For as long as 13-year-old Paige Morrow can remember, the tree fort in the giant oak near her cottage in Ontario’s Muskoka has been her sanctuary. Now everything is changing. Its the summer of 1971, and she and her little brother, Toby, have been at their cottage with their mother since school let out. But this year, Paige feels more alone than ever. Her father has stopped coming up from the city on weekends, while her mother buries herself in whiskey and writing.
Paige retreats to her tree fort, but becomes concerned when the farmer who owns the property hires a creepy arborist – a "tree doctor," Paige’s mother calls him. Is something wrong with the farms apple orchard or with her tree? When Paige befriends the arborist’s troubled teenage daughter, Janine, and her group of rowdy locals, she is pulled into a maze of dark secrets and shocking truths that leads to a life-and-death confrontation.
Shaun Smith is a writer and journalist whose work has appeared in Toronto Life, Chatelaine, the Globe and Mail, and on CBC Arts Online. He is a regular book reviewer for the Toronto Star and a contributing editor at Quill & Quire.

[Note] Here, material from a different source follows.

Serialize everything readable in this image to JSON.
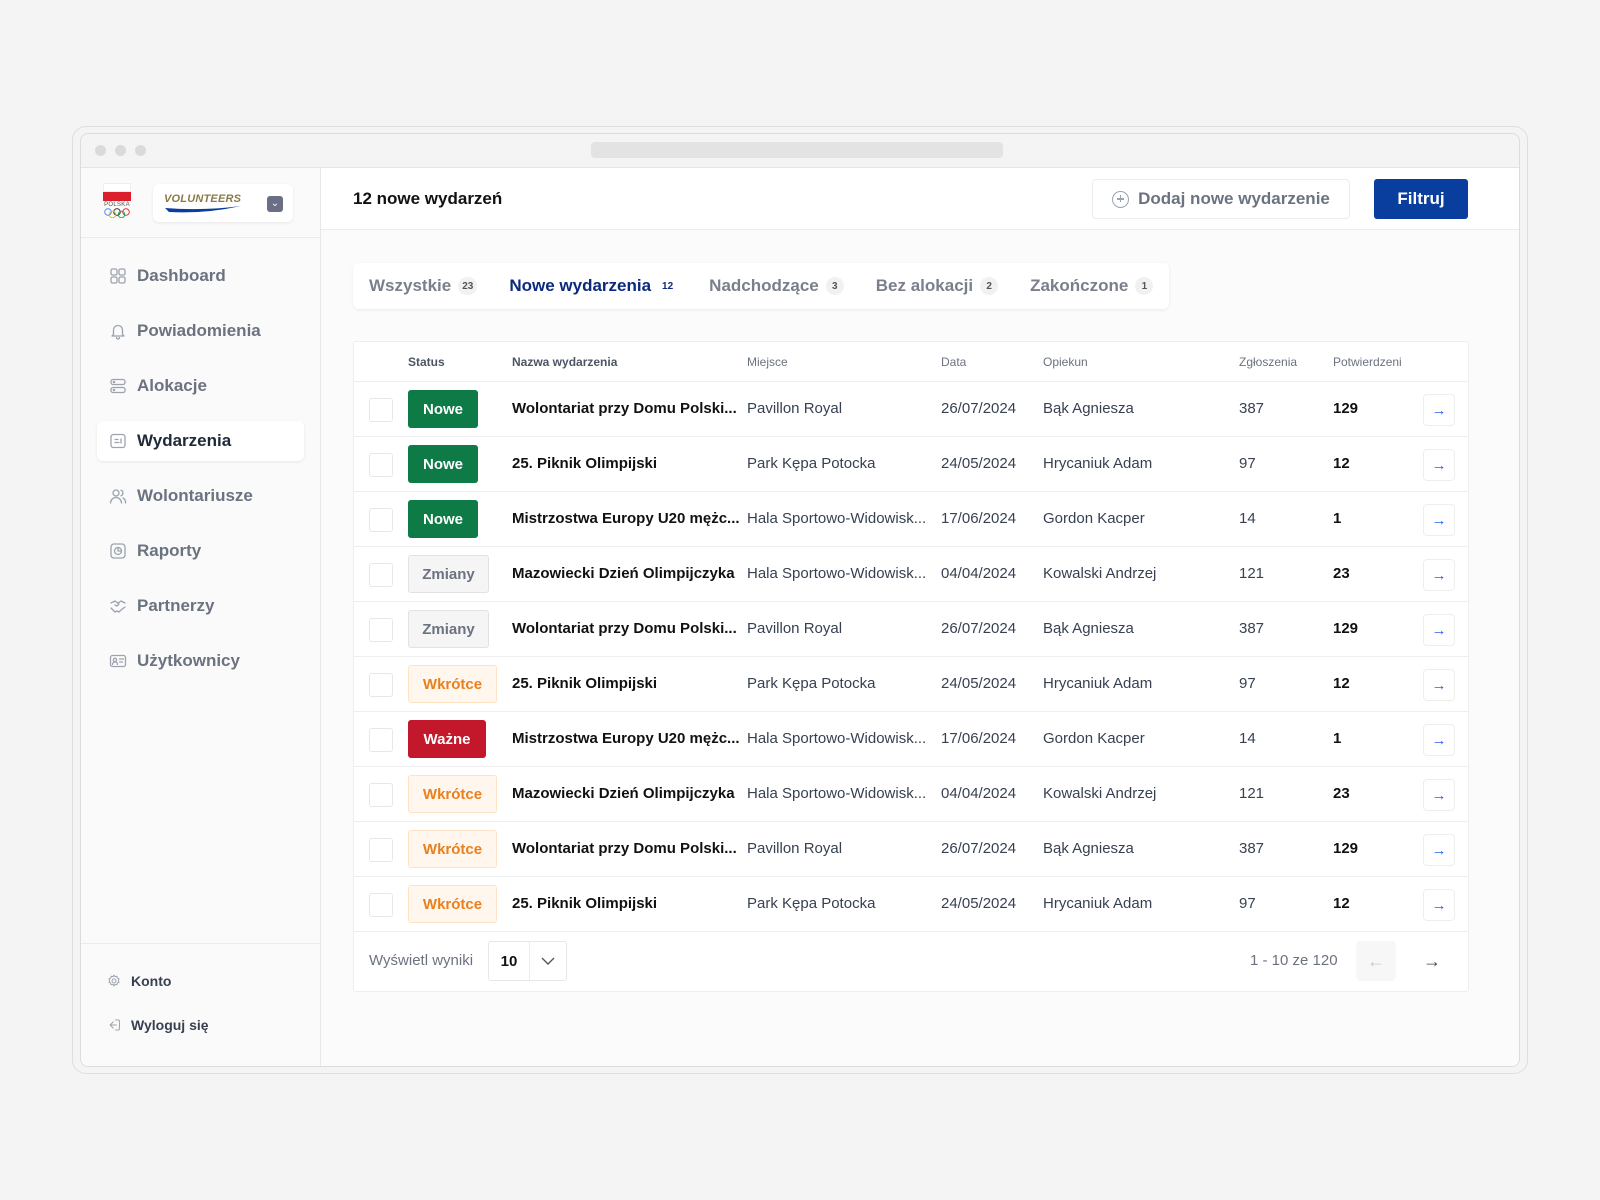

He lives in Toronto. His website is www.shaunsmith.ca.
...Shaun Smith uses language beautifully, paints vivid scenes, and builds the tension wonderfully in this coming-of-age story.
The idyllic sanctuary of Paige's Muskoka cottage is shattered when discord between her parents, a group of rowdy locals, trouble with her brother and a threat to her beloved grandfather's tree spiral into a life-and-death struggle.
A phenomenal read for young adults! Shaun Smith has written a novel rich in motifs and symbols that would appeal to both the male and female junior high aged reader. Rarely does an author or novel captivate the reader the way in which Shaun Smith has with Snakes and Ladders. A powerful summer read for any adolescent.
...this book is touching, intriguing and devasting ... Snakes and Ladders is a story you won't soon forget (FOUR STARS).
"In Snakes and Ladders Smith adroitly captures this dichotomy showing the outsiders summer Muskoka experience in a place that for them is just as much a home as the city but closer to nature and freedom."